▶ [Task] Print the data once more, exactly as given. Drop the pictures.

▶ [Data supplied]

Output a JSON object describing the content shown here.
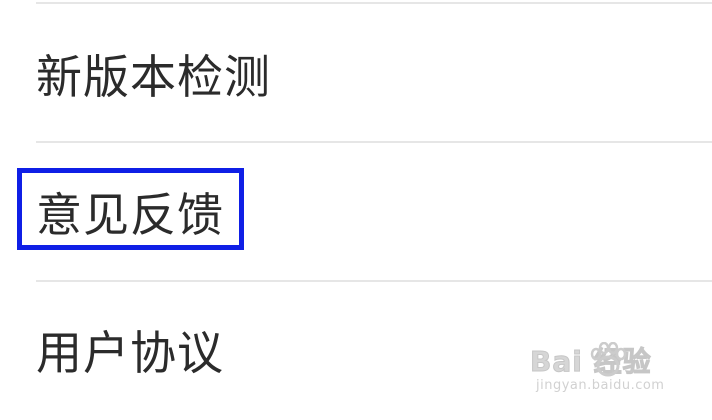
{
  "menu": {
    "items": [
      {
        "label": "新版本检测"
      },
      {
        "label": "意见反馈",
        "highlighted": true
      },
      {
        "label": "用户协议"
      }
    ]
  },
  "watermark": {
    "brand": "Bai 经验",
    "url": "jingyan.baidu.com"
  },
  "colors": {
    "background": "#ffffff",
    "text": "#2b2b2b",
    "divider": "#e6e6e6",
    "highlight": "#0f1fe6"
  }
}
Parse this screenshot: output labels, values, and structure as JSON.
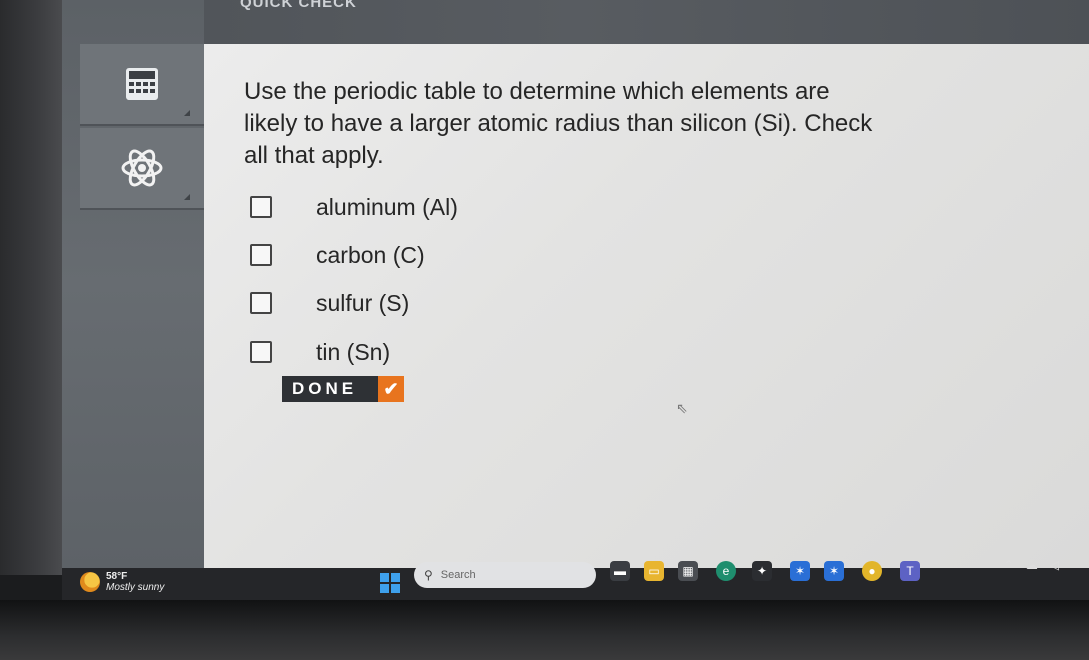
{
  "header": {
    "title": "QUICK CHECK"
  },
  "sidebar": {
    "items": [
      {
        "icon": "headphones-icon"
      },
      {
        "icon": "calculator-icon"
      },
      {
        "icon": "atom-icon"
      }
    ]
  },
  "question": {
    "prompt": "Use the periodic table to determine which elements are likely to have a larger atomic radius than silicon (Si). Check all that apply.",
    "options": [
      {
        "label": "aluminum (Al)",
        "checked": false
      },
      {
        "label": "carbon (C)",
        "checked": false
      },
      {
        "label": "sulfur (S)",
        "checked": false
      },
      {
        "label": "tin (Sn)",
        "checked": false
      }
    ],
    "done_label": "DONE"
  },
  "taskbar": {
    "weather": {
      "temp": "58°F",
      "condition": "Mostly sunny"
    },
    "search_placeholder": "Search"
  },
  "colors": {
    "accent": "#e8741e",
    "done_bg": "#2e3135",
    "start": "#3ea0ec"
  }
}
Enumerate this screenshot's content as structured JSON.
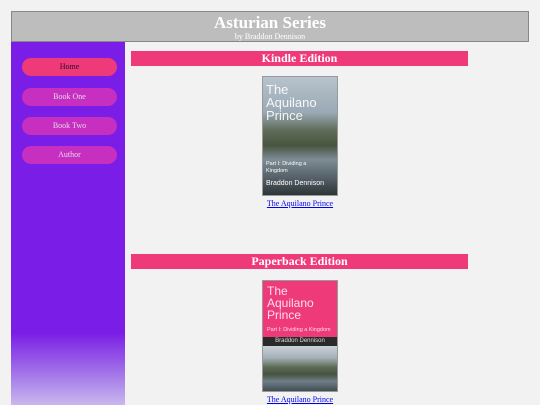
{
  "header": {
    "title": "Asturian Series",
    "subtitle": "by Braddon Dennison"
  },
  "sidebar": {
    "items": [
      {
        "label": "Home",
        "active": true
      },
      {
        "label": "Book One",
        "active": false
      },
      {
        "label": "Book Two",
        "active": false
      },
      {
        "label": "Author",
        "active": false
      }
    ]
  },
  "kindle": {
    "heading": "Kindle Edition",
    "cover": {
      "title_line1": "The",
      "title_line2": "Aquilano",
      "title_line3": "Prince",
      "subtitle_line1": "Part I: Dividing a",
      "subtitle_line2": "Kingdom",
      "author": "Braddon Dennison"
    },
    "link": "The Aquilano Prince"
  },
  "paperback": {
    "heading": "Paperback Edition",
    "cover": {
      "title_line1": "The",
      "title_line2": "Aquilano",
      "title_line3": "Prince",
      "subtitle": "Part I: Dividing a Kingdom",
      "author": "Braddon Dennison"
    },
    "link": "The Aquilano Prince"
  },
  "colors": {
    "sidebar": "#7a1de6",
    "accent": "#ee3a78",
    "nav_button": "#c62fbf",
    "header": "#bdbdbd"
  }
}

▶ [Result]
Output a JSON object describing the content shown here.
{
  "menu": {
    "items": [
      {
        "label": "新版本检测"
      },
      {
        "label": "意见反馈",
        "highlighted": true
      },
      {
        "label": "用户协议"
      }
    ]
  },
  "watermark": {
    "brand": "Bai 经验",
    "url": "jingyan.baidu.com"
  },
  "colors": {
    "background": "#ffffff",
    "text": "#2b2b2b",
    "divider": "#e6e6e6",
    "highlight": "#0f1fe6"
  }
}
Parse this screenshot: output labels, values, and structure as JSON.
{
  "header": {
    "title": "QUICK CHECK"
  },
  "sidebar": {
    "items": [
      {
        "icon": "headphones-icon"
      },
      {
        "icon": "calculator-icon"
      },
      {
        "icon": "atom-icon"
      }
    ]
  },
  "question": {
    "prompt": "Use the periodic table to determine which elements are likely to have a larger atomic radius than silicon (Si). Check all that apply.",
    "options": [
      {
        "label": "aluminum (Al)",
        "checked": false
      },
      {
        "label": "carbon (C)",
        "checked": false
      },
      {
        "label": "sulfur (S)",
        "checked": false
      },
      {
        "label": "tin (Sn)",
        "checked": false
      }
    ],
    "done_label": "DONE"
  },
  "taskbar": {
    "weather": {
      "temp": "58°F",
      "condition": "Mostly sunny"
    },
    "search_placeholder": "Search"
  },
  "colors": {
    "accent": "#e8741e",
    "done_bg": "#2e3135",
    "start": "#3ea0ec"
  }
}
Enumerate this screenshot's content as structured JSON.
{
  "header": {
    "title": "Asturian Series",
    "subtitle": "by Braddon Dennison"
  },
  "sidebar": {
    "items": [
      {
        "label": "Home",
        "active": true
      },
      {
        "label": "Book One",
        "active": false
      },
      {
        "label": "Book Two",
        "active": false
      },
      {
        "label": "Author",
        "active": false
      }
    ]
  },
  "kindle": {
    "heading": "Kindle Edition",
    "cover": {
      "title_line1": "The",
      "title_line2": "Aquilano",
      "title_line3": "Prince",
      "subtitle_line1": "Part I: Dividing a",
      "subtitle_line2": "Kingdom",
      "author": "Braddon Dennison"
    },
    "link": "The Aquilano Prince"
  },
  "paperback": {
    "heading": "Paperback Edition",
    "cover": {
      "title_line1": "The",
      "title_line2": "Aquilano",
      "title_line3": "Prince",
      "subtitle": "Part I: Dividing a Kingdom",
      "author": "Braddon Dennison"
    },
    "link": "The Aquilano Prince"
  },
  "colors": {
    "sidebar": "#7a1de6",
    "accent": "#ee3a78",
    "nav_button": "#c62fbf",
    "header": "#bdbdbd"
  }
}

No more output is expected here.